Before the day, pick out some tasty, throw-together recipes that work with the major players from lunch or just serve them all cold with salads.


Make a mockery of crockery

Okay, so this one may not be for the traditionalists, but if you don’t have a dishwasher (or can’t be bothered dealing with dishes), then consider paper plates. While it may not be fancy, it’ll buy you precious time. You want that afternoon snooze, don’t ya?


If you MUST break out the good china, bribe your nieces and nephews into washing up with the promise of a seat at the grown-ups table. Or extra pudding. Or the crisp tenner Great Gran slipped into your Chrissy card (even though you’re 35).


Make a door list

Another way to keep stress levels to a minimum is to keep your guest list to a manageable number. For some that will be six, for some that’s twenty. Don’t bite off more than you can chew (and we’re not talking about the roast lamb). Advise your attendees in advance if it’s an invite only affair so no one turns up with the guy they met on Tinder last week.


Deliver the goods

A Herculean effort goes into taking on a double Christmas, but a few smart shortcuts can take some of the pressure off. Avoid the manic frenzy that is pre-Christmas grocery shopping and do it all from the comfort of your living room. Coles even delivers right to your front door, so what sounds more appealing – supermarket parking rage, or parking your bum on the couch? We thought so.
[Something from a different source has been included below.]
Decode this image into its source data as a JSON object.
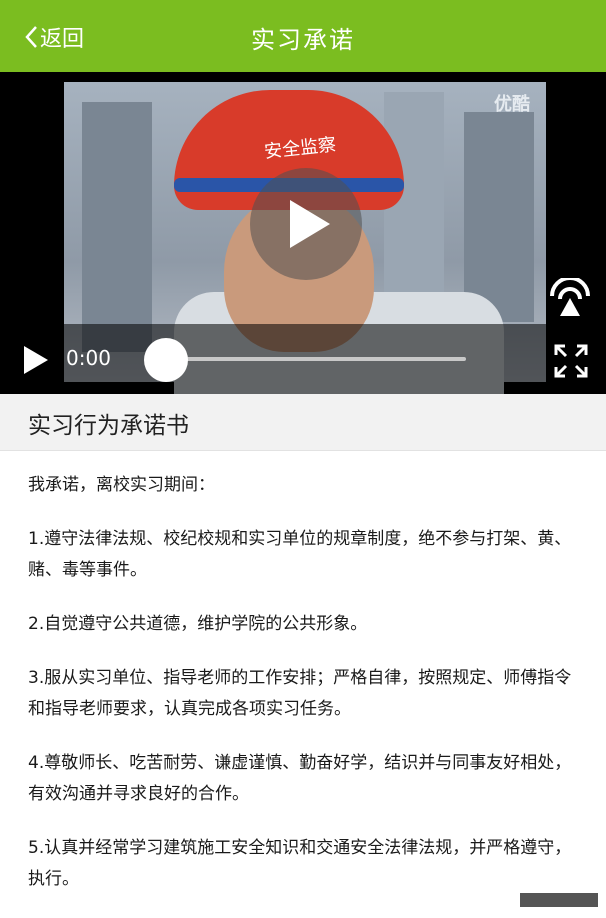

Time – the perfect gift

Your lovely guests are going to bring you lovely Christmas gifts… that you’ll be eBaying the following week. Seriously, who needs a hotdog maker slash foot massager?


In lieu of gifts, ask them instead to give you a helping hand. Get them to bring their signature dessert, or their knack for crafty table decoration, the gift of their time helping to clean up, or to lend you their folding chairs or wine glasses for the day. We’re not saying gift vouchers aren’t great, they just can’t pass around nibbles or make mojitos.


Armed with these great hints, even a novice can prepare to knock double Christmas out of the park.